Difference between a Government and a State

Updated on March 13, 2017

States and governments vary from country to country and are not interchangeable words. However, these terms are inseparable; one cannot exist without the other. This article seeks to highlight the major distinctions between the two.


The Supreme Court of the United States

A government is an institution or organization that controls a community or state. The term is also used to refer to a body, or group of people, with the authority to govern a state or country. They are responsible for creating laws and making sure they are enforced. A government cannot exist without its people and territory, and can change as mandated by the people.

There are many variations of governments: democratic, communist, monarchy, oligarchy, constitutional monarchy, dictatorship, parliamentary and constitutional republic. It is common for a government to take on a combination of these categories. Some governments may even adopt their “own” version of governance. Depending on the type of government in place, a ruling party typically employs intrinsic means of creating laws, exercising judicial powers and enforcing laws.

A state is composed of its land, people and government

A state is an organized political community that exercises control over a territory or a geographic area under a single system of governance. It is composed of three important components: its people, a sovereign territory and a government. A state exercises sovereignty and independence from other recognized states. It is through the state in which a government exercises its sovereign powers. The state’s primary functions are to levy taxes and operate a police and military force. The state also distributes and redistributes resources and wealth, which is why politicians and lobbyists seek to influence the state.

There are several types of states. They can be member states, nation states, federated states or sovereign states. A state is required to be recognized as such by other states in order take part in international agreements.

The state is a crucial element of an established government – without the state, a government cannot exist. Even if it is controlled by the government, the state will remain the same no matter how many changes the government goes through.

Government vs State

So what’s the difference between a government and a state? It’s a common misconception that these terms are synonymous, given the fact that they are directly connected. A government can be an institution or organization responsible for controlling a state through the creation and enforcement of policies and laws. It is the political administration of a state or country. A state, on the other hand, is a geopolitical entity governed by the constitution and fiscal system created by its government. Therefore, the government wields the power to legislate, enforce, and define the laws that rule the state.

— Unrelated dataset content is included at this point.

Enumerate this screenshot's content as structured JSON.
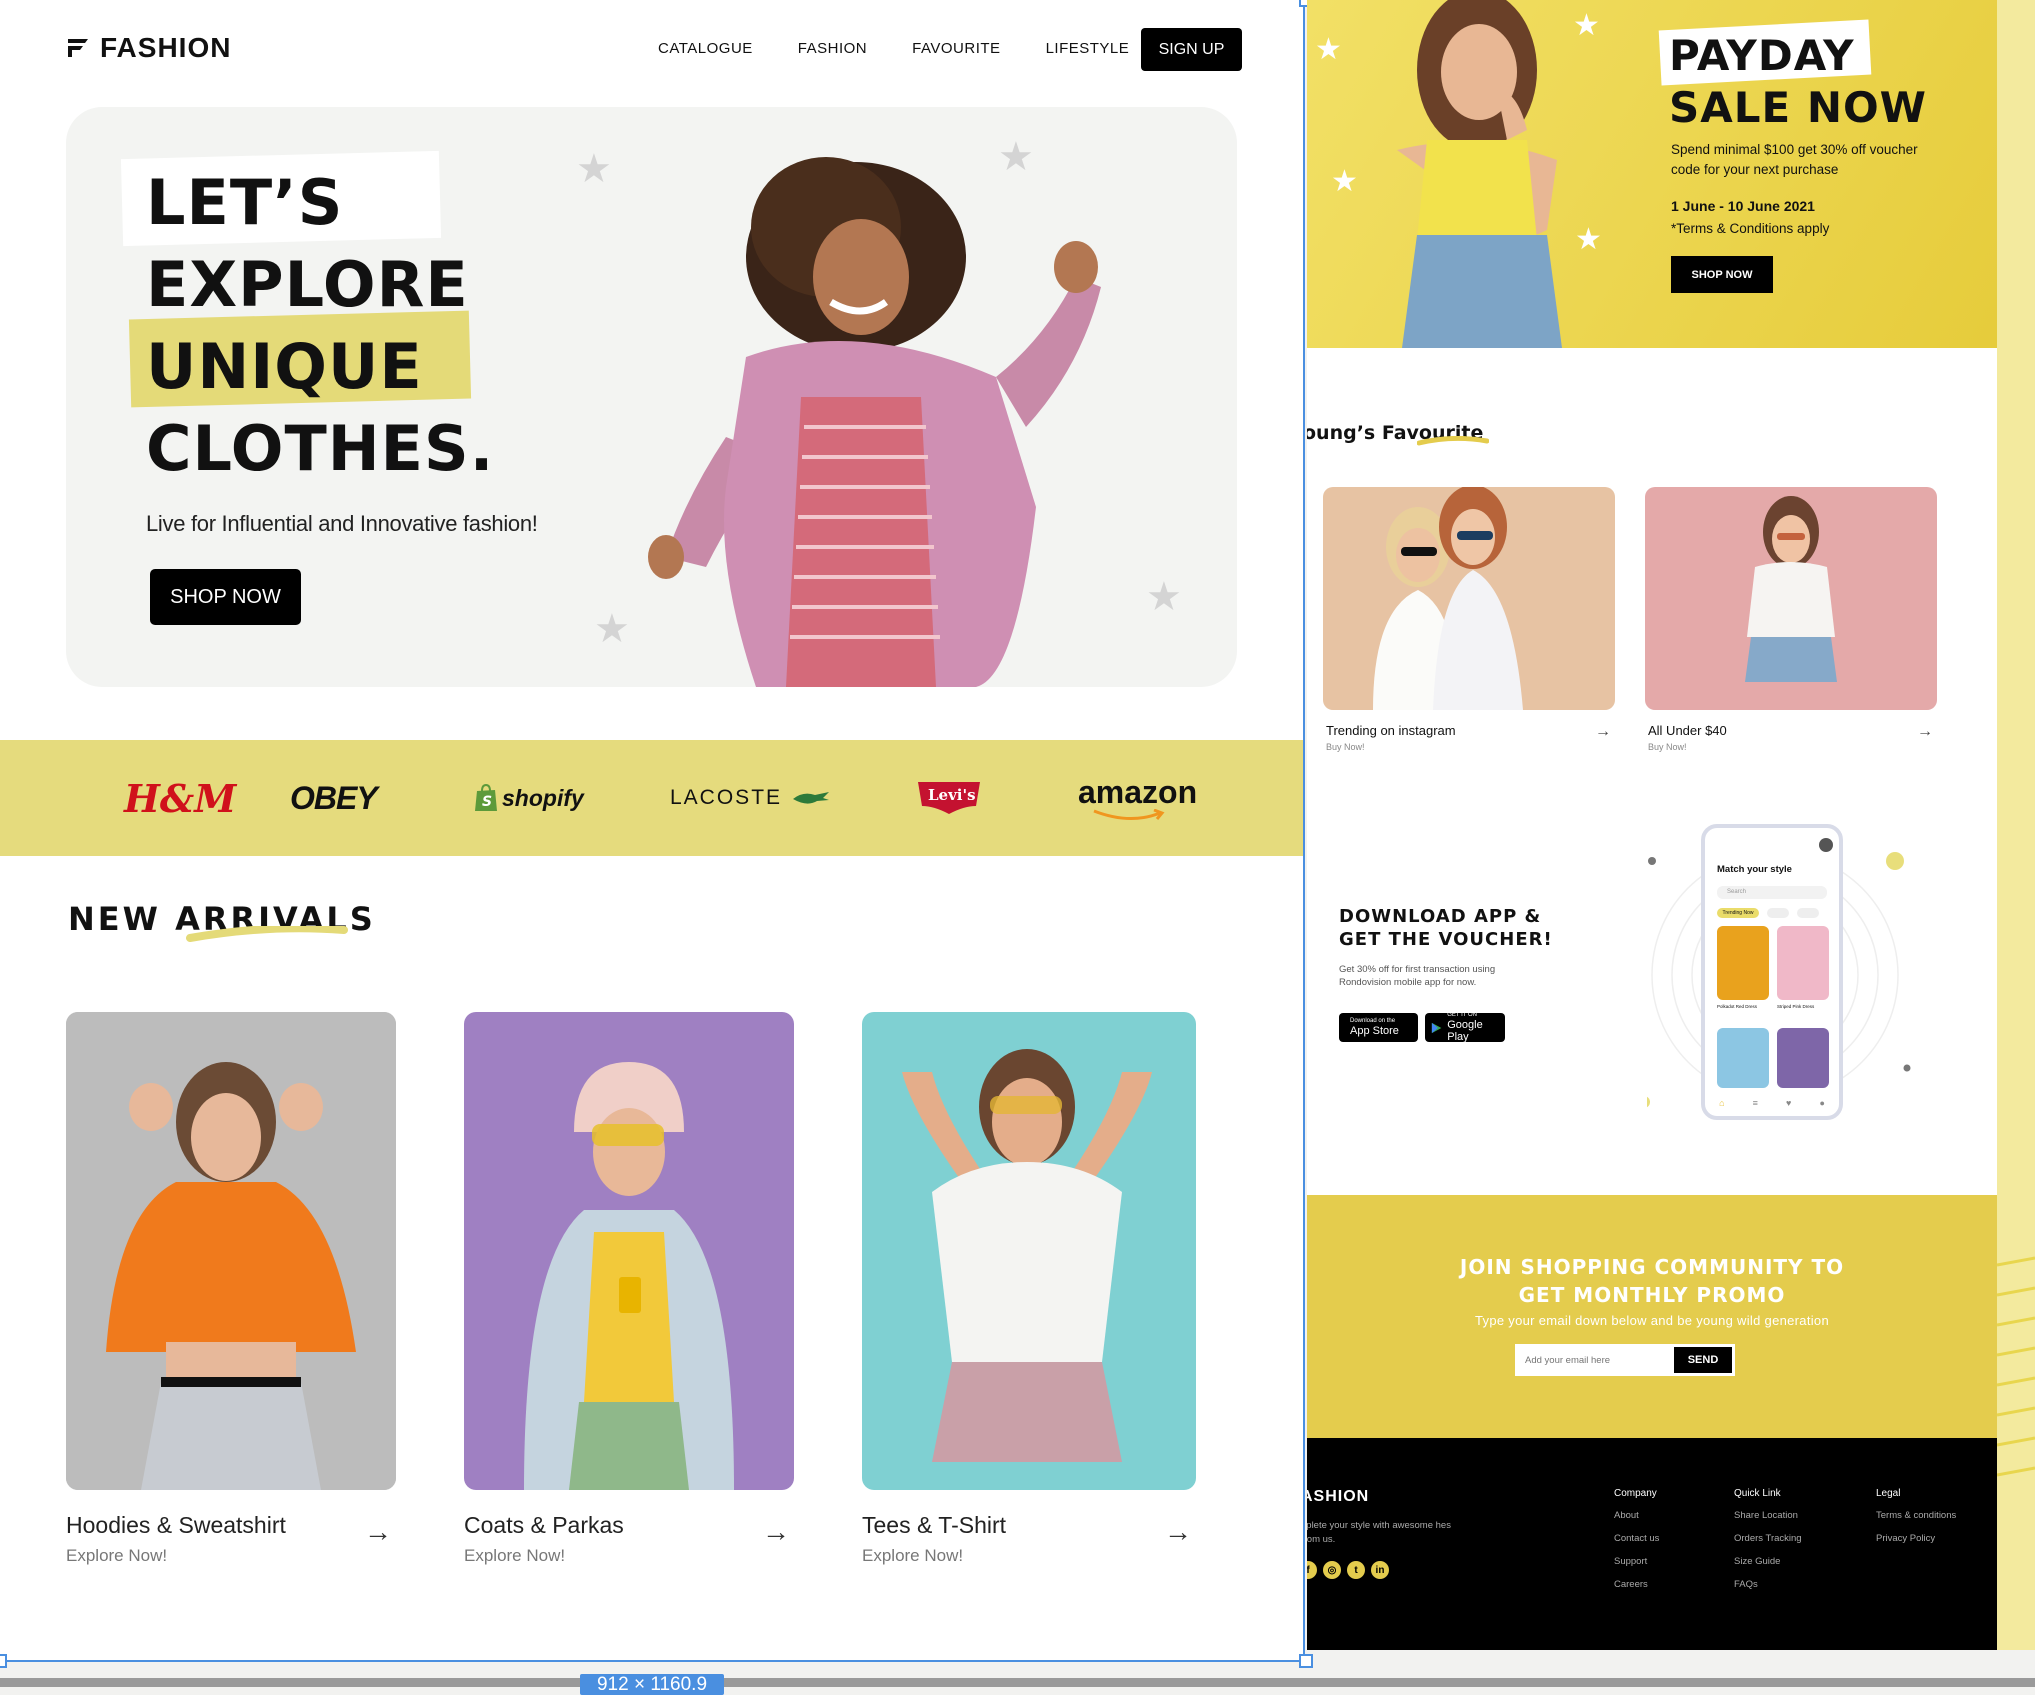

A government wields its power through the state; thus without the state, a government cannot exist. A state will collapse without the laws created by its government. As nations can shift from one form of government to another, the state (e.g. people, land) never changes.

Comparison Chart

Wields power to create and enforce lawsGoverned by laws and regulations
Cannot exist without a stateCannot function without a government
Can change or be replacedWill not change even in a shift in form of government